PROBLEM TO SOLVE -> Only a number is wanted here: the count of lines in the data below where the string "Board" occurs.

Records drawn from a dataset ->

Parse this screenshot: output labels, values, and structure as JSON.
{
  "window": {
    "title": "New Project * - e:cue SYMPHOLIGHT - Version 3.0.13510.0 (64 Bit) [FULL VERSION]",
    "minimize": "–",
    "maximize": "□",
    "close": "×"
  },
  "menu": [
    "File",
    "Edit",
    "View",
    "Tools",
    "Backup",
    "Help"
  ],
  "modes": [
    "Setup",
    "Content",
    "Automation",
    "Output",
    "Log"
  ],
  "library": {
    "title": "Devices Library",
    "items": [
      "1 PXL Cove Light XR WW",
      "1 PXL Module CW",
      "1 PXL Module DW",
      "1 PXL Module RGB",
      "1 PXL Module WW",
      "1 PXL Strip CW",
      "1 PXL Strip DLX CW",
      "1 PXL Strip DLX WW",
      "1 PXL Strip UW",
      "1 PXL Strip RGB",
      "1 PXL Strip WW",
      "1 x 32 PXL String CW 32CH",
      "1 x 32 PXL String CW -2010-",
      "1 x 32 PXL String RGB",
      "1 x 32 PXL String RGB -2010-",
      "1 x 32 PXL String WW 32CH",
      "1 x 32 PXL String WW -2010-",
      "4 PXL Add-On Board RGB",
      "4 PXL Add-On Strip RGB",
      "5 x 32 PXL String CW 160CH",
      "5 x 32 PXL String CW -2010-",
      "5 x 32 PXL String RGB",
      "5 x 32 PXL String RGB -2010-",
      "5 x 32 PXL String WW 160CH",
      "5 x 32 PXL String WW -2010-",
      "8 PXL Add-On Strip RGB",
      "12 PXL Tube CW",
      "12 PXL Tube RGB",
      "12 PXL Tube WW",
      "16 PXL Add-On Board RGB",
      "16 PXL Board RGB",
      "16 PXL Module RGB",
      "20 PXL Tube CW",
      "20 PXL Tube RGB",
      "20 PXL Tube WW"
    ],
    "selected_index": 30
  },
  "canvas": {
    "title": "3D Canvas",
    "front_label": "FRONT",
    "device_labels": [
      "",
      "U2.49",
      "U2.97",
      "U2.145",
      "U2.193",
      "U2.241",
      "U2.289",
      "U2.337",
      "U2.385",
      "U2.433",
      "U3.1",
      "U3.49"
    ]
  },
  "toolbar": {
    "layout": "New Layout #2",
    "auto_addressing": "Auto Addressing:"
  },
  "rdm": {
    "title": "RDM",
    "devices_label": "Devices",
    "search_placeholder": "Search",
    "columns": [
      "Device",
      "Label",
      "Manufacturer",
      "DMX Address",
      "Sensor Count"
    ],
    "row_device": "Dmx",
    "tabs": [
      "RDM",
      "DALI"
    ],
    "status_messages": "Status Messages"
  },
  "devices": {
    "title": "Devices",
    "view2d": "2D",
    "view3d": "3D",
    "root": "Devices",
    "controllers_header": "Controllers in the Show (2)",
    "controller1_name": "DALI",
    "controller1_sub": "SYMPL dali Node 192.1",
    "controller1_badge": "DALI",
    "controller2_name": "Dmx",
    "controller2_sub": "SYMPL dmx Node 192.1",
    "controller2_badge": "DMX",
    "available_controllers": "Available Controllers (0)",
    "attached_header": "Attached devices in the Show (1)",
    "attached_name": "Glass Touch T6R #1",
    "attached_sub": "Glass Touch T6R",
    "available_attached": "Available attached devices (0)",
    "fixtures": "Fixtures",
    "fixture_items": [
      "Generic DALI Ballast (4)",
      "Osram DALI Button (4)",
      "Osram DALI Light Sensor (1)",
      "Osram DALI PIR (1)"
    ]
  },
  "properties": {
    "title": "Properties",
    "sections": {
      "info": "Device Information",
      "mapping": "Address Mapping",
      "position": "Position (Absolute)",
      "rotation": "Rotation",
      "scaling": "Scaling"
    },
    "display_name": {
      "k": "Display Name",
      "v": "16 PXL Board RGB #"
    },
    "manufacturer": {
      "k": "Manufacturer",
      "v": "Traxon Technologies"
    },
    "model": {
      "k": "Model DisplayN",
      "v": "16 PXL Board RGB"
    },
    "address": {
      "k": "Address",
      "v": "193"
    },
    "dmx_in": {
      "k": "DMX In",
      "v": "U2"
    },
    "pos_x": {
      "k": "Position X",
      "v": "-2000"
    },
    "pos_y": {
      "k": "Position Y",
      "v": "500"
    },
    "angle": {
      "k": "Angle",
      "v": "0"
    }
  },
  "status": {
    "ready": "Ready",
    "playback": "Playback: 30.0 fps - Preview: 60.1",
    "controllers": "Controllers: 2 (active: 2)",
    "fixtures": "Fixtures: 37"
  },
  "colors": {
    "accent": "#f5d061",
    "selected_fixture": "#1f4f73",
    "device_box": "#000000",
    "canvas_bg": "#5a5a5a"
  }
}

WRITTEN RESPONSE -> 5